▶ [PROBLEM TO SOLVE]:
Find the string "left" in the entries and copy each line that has it.

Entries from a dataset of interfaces
:::::

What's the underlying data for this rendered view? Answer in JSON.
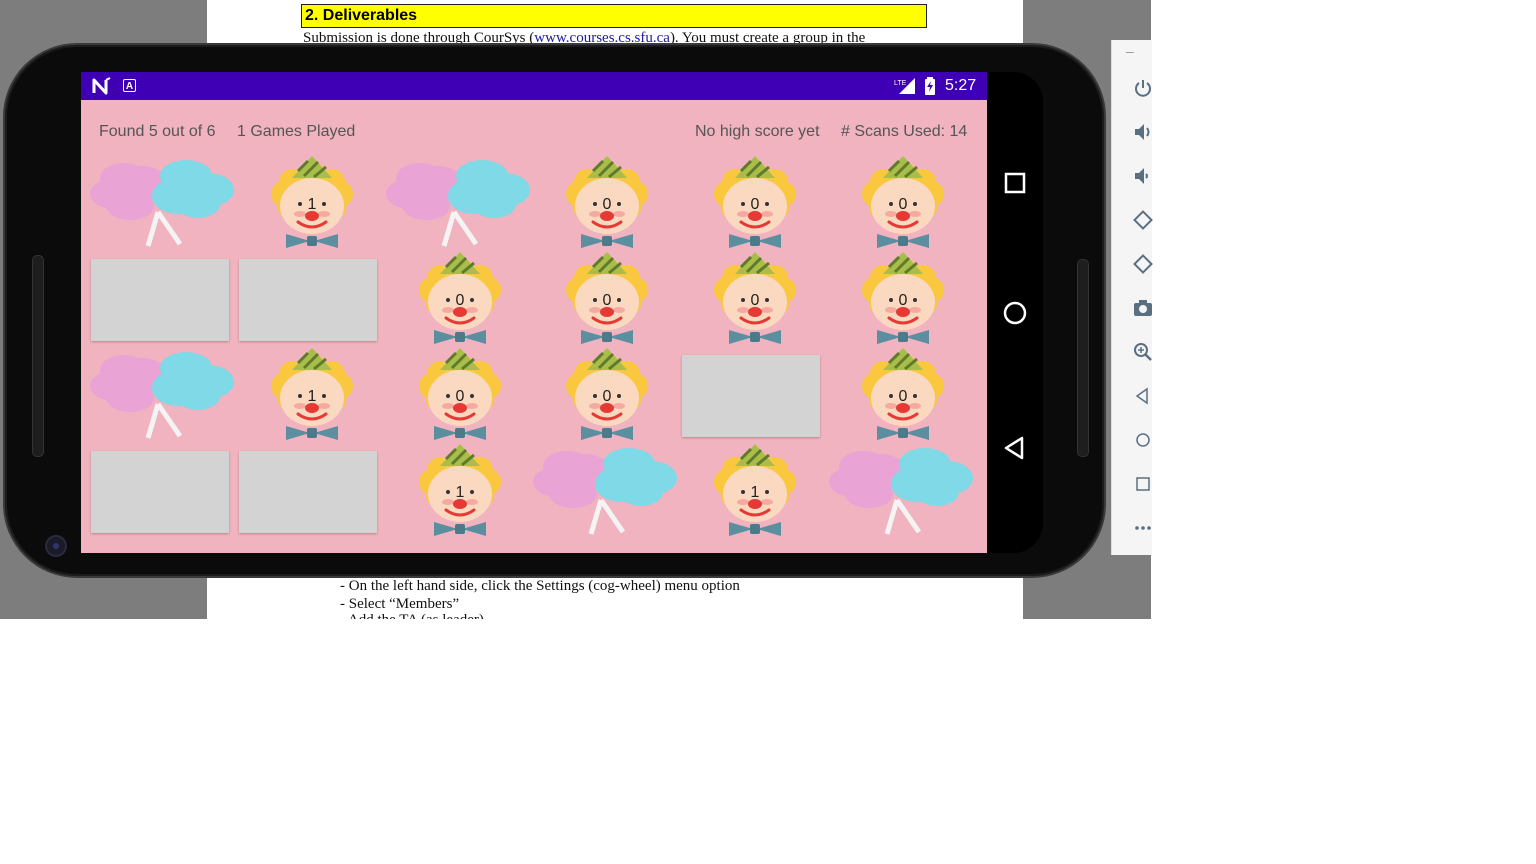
{
  "document": {
    "heading": "2. Deliverables",
    "line_top_prefix": "Submission is done through CourSys (",
    "line_top_link": "www.courses.cs.sfu.ca",
    "line_top_suffix": "). You must create a group in the",
    "bullet_1": "- On the left hand side, click the Settings (cog-wheel) menu option",
    "bullet_2": "- Select “Members”"
  },
  "statusbar": {
    "time": "5:27",
    "app_icon_a": "A",
    "network_label": "LTE",
    "icons": [
      "n-logo-icon",
      "a-badge-icon",
      "lte-signal-icon",
      "battery-charging-icon"
    ]
  },
  "game": {
    "found_text": "Found 5 out of 6",
    "games_played_text": "1 Games Played",
    "high_score_text": "No high score yet",
    "scans_text": "# Scans Used: 14",
    "background_color": "#f0b3bf",
    "board": [
      [
        {
          "type": "candy"
        },
        {
          "type": "clown",
          "count": "1"
        },
        {
          "type": "candy"
        },
        {
          "type": "clown",
          "count": "0"
        },
        {
          "type": "clown",
          "count": "0"
        },
        {
          "type": "clown",
          "count": "0"
        }
      ],
      [
        {
          "type": "hidden"
        },
        {
          "type": "hidden"
        },
        {
          "type": "clown",
          "count": "0"
        },
        {
          "type": "clown",
          "count": "0"
        },
        {
          "type": "clown",
          "count": "0"
        },
        {
          "type": "clown",
          "count": "0"
        }
      ],
      [
        {
          "type": "candy"
        },
        {
          "type": "clown",
          "count": "1"
        },
        {
          "type": "clown",
          "count": "0"
        },
        {
          "type": "clown",
          "count": "0"
        },
        {
          "type": "hidden"
        },
        {
          "type": "clown",
          "count": "0"
        }
      ],
      [
        {
          "type": "hidden"
        },
        {
          "type": "hidden"
        },
        {
          "type": "clown",
          "count": "1"
        },
        {
          "type": "candy"
        },
        {
          "type": "clown",
          "count": "1"
        },
        {
          "type": "candy"
        }
      ]
    ]
  },
  "android_nav": [
    "recents-square-icon",
    "home-circle-icon",
    "back-triangle-icon"
  ],
  "emulator_toolbar": [
    "power-icon",
    "volume-up-icon",
    "volume-down-icon",
    "rotate-left-icon",
    "rotate-right-icon",
    "camera-icon",
    "zoom-icon",
    "back-icon",
    "home-icon",
    "overview-icon",
    "more-icon"
  ]
}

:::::

▶ [RESULT OF THE TASK]:
    "bullet_1": "- On the left hand side, click the Settings (cog-wheel) menu option",
    "rotate-left-icon",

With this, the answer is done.